This was an unexpected finding because intentional exposures to allergenic food have typically been reported in teenagers, who tend to take more risks or who might be embarrassed about their food allergy, Perry said.

CoFAR investigators are exploring possible reasons for these intentional exposures, but they speculate that it could reflect parents’ at-home tests to determine if children have outgrown the food allergy. Because giving children allergenic foods could possibly result in life-threatening reactions, such testing should only be conducted under the direct supervision of a health care professional trained in performing food challenges. The study findings reinforce the importance of caregivers working closely with their doctors to understand how to effectively manage a child’s food allergy.

The study is to continue through 2015.

This work was funded by the NIH, the National Center for Research Resources and the National Center for Advancing Translational Sciences.

Parents and caregivers are encouraged to view the patient-friendly synopsis of the U.S. food allergy guidelines –(www.niaid.nih.gov/topics/foodAllergy/clinical/Documents/FAguidelinesPatient.pdf), which summarizes the most important information from the guidelines published on Dec. 6, 2010, and provides a starting point for doctor-patient conversations about food allergy. For additional free resources, visit NIAID’s Food Allergy Web portal (www.niaid.nih.gov/topics/foodallergy).
NIAID conducts and supports research—at NIH, throughout the United States, and worldwide—to study the causes of infectious and immune-mediated diseases, and to develop better means of preventing, diagnosing and treating these illnesses. News releases, fact sheets and other NIAID-related materials are available on the NIAID website at http://www.niaid.nih.gov.

Arkansas Children’s Hospital Research Institute is a collaboration of the University of Arkansas for Medical Sciences and Arkansas Children’s Hospital (ACH). ACHRI provides a research environment on the ACH campus where research scientists conduct clinical, basic science and health services research for the purpose of treating illnesses, preventing disease and improving the health of children everywhere. The private, nonprofit health care facility boasts an internationally renowned reputation for medical breakthroughs and intensive treatments, unique surgical procedures and forward-thinking medical research – all dedicated to fulfilling the mission of enhancing, sustaining and restoring children’s health and development. ACH recently ranked No. 5 on FORTUNE 100 Best Companies to Work For. For more information, visit www.archildrens.org.

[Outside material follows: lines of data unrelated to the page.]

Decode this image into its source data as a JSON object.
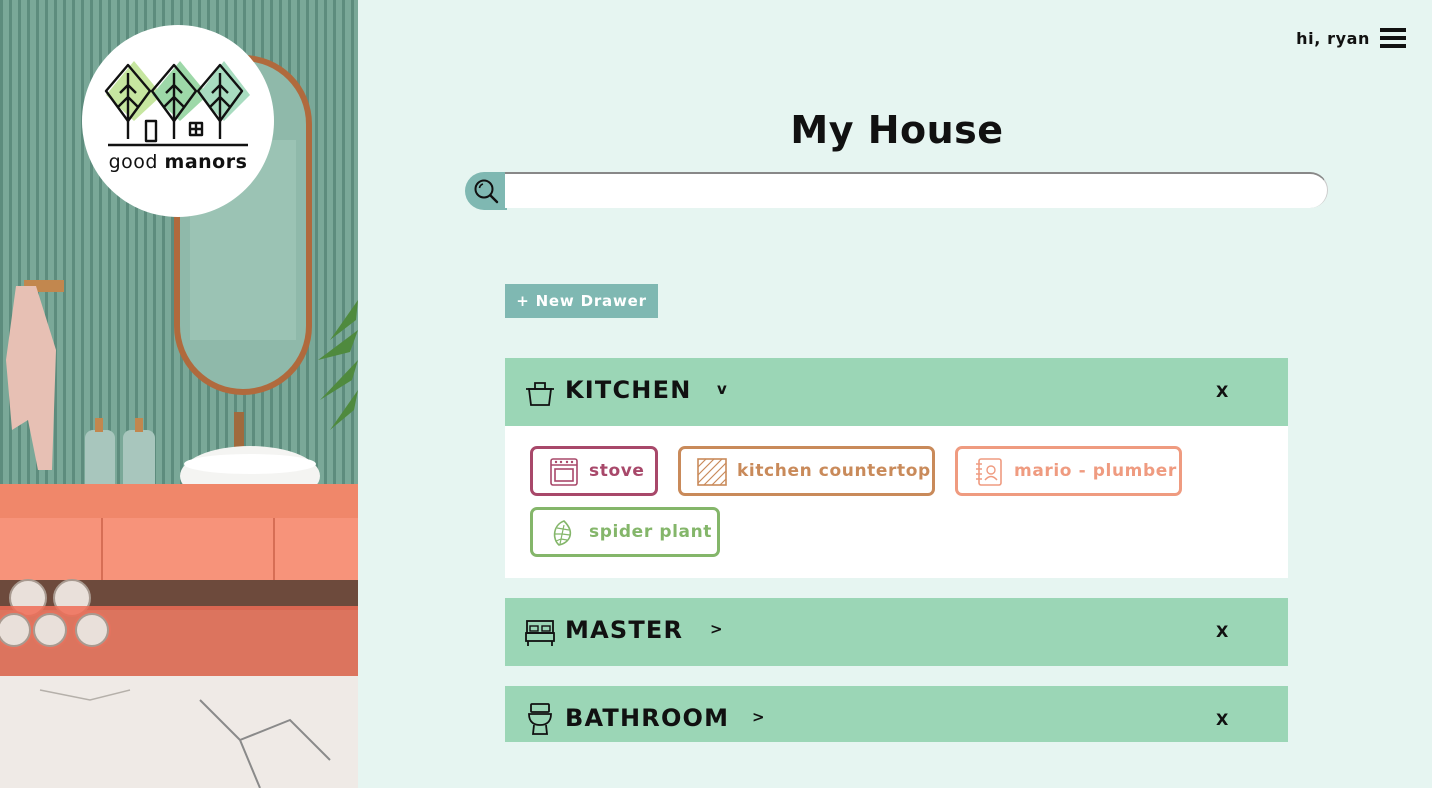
{
  "brand": {
    "name_light": "good ",
    "name_bold": "manors"
  },
  "header": {
    "greeting": "hi, ryan",
    "menu_icon": "hamburger-icon"
  },
  "page": {
    "title": "My House"
  },
  "search": {
    "placeholder": "",
    "value": "",
    "icon": "search-icon"
  },
  "actions": {
    "new_drawer_label": "+ New Drawer"
  },
  "colors": {
    "background": "#e6f5f1",
    "accent": "#7fb8b2",
    "drawer_header": "#9bd6b6",
    "stove": "#a8486a",
    "countertop": "#c98a5a",
    "contact": "#ef9b80",
    "plant": "#84b66a"
  },
  "drawers": [
    {
      "name": "KITCHEN",
      "icon": "pot-icon",
      "toggle": "v",
      "close": "X",
      "expanded": true,
      "items": [
        {
          "label": "stove",
          "icon": "stove-icon",
          "color": "#a8486a"
        },
        {
          "label": "kitchen countertop",
          "icon": "countertop-icon",
          "color": "#c98a5a"
        },
        {
          "label": "mario - plumber",
          "icon": "contact-book-icon",
          "color": "#ef9b80"
        },
        {
          "label": "spider plant",
          "icon": "leaf-icon",
          "color": "#84b66a"
        }
      ]
    },
    {
      "name": "MASTER",
      "icon": "bed-icon",
      "toggle": ">",
      "close": "X",
      "expanded": false
    },
    {
      "name": "BATHROOM",
      "icon": "toilet-icon",
      "toggle": ">",
      "close": "X",
      "expanded": false
    }
  ]
}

Arkansas Children’s Hospital is the only pediatric medical center in Arkansas and one of the largest in the United States serving children from birth to age 21. The campus spans 29 city blocks and houses 316 beds, a staff of approximately 500 physicians, 80 resident physicians in pediatrics and pediatric specialties and more than 4,000 employees.

UAMS is the state’s only comprehensive academic health center, with colleges of Medicine, Nursing, Pharmacy, Health Related Professions and Public Health; a graduate school; a hospital; a statewide network of regional centers; and seven institutes: the Winthrop P. Rockefeller Cancer Institute, the Jackson T. Stephens Spine & Neurosciences Institute, the Myeloma Institute for Research and Therapy, the Harvey & Bernice Jones Eye Institute, the Psychiatric Research Institute, the Donald W. Reynolds Institute on Aging and the Translational Research Institute. Named best Little Rock metropolitan area hospital by U.S. News & World Report, it is the only adult Level 1 trauma center in the state. UAMS has more than 2,800 students and 775 medical residents. It is the state’s largest public employer with more than 10,000 employees, including about 1,000 physicians and other professionals who provide care to patients at UAMS, Arkansas Children’s Hospital, the VA Medical Center and UAMS’ Area Health Education Centers throughout the state. Visit www.uams.edu or uamshealth.com.